Drought Current Affairs
According to United Nation’s Sustainable Development Goals (SDG) 2018 report, number of hungry people in world has risen for first time in more than decade. There are now approximately 38 million more undernourished people in the world, rising from 777 million in 2015 to 815 million in 2016.
The report is an overview of progress towards achieving 2030 Agenda for Sustainable Development (SDG), which consists of 17 goals and 169 targets. It was adopted at t UN Sustainable Development Summit on September 25, 2015. The deadline to meet them is 2030.
Key Highlights of report
Key Factors for rinsing Hunger: Conflict, drought and disasters linked to climate change are among the key factors causing this reversal in progress. Violent conflict is now one of the main drivers of food insecurity in 18 countries and it has led to the forced displacement of record high 68.5 million in 2017.
Improvements: The number of people living on less than $2 a day declined from 26.9% of the world’s population in 2000 to 9.2% in 2017. The mortality rate for children under five has dropped by almost 50% the least developed countries.
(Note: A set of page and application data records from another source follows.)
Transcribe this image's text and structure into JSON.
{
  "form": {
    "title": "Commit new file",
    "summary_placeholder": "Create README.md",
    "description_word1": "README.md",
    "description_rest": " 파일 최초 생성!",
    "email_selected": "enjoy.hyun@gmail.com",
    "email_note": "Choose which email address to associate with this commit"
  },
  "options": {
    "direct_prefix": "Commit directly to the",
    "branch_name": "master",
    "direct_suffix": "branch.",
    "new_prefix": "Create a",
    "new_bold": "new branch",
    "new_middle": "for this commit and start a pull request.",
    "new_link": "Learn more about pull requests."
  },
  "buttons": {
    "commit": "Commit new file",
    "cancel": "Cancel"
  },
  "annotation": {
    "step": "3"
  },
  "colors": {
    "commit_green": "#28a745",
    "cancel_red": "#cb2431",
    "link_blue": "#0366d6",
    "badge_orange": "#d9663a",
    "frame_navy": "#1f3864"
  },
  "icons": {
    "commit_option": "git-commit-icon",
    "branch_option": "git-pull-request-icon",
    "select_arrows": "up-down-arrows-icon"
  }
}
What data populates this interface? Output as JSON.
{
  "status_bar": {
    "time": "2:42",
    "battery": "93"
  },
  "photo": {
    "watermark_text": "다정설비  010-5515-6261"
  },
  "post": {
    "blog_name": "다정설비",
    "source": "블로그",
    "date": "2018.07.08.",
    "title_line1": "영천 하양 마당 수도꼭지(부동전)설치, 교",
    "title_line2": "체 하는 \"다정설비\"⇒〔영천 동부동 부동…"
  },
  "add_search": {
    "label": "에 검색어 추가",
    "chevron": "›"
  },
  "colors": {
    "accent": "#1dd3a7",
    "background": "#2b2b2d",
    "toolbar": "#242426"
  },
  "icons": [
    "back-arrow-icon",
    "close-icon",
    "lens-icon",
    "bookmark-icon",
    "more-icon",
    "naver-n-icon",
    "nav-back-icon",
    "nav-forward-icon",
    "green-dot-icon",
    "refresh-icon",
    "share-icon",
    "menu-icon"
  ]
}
South Asia: The region (which also includes India) has seen child marriage rates plunge, with girl’s risk of getting married in childhood dropping by 40% from 2000 to 2017. The water stress levels for many countries in region are above 70%, indicating fast-approaching water scarcity. More than nine out of 10 people living in urban areas around world are breathing polluted air, with southern Asia scoring worst in this area. While electricity and sanitation deficits in south Asia are still poor, but efforts are being made to close the gap.
Need to achieve deadline: Just 12 years left to 2030 deadline, achieving 2030 SDG Agenda requires immediate and accelerated actions by countries along with collaborative partnerships among governments and stakeholders at all levels.
Researchers from Indian Institute of Science (IISc) have found that frequency of heatwaves accompanied by drought has increased in magnitude and in area over past three decades in India.
The increases in cocktail of drought and heatwaves were seen particularly in Maharashtra and Southern Gujarat, Karnataka, Andhra Pradesh and Central India.
Heatwaves (a prolonged period when temperatures approach record extremes) and droughts are destructive even when occurring in separate events, but their concurrence is far more serious. Both phenomena have a serious bearing on water resources, affecting agriculture and human settlements.
The conclusion was based on analysis of rainfall and temperature data of 50 years. Researchers had compared Heatwave Magnitude Index daily (HWMId) — which combines duration and magnitude of heatwaves — and Standardized Precipitation Index (SPI), which defines meteorological drought from 1951 to 1981.
In all combinations of heatwaves (3.5 and 10-day events) and drought (moderate or severe) were analysed during this period. It was found that, percentage increase in frequency was most significant in parts of Maharashtra and Southern Gujarat, Karnataka and Andhra Pradesh. The increase may be due to intricate relationship of land surface processes, soil moisture, evapo-transpiration and local climate.
The area affected b extreme of extreme incident has gone from almost nothing in 1951, to nearly 4% by 2010. Nearly 18% of country’s area on average has been facing at least three days of temperatures above 85th percentile.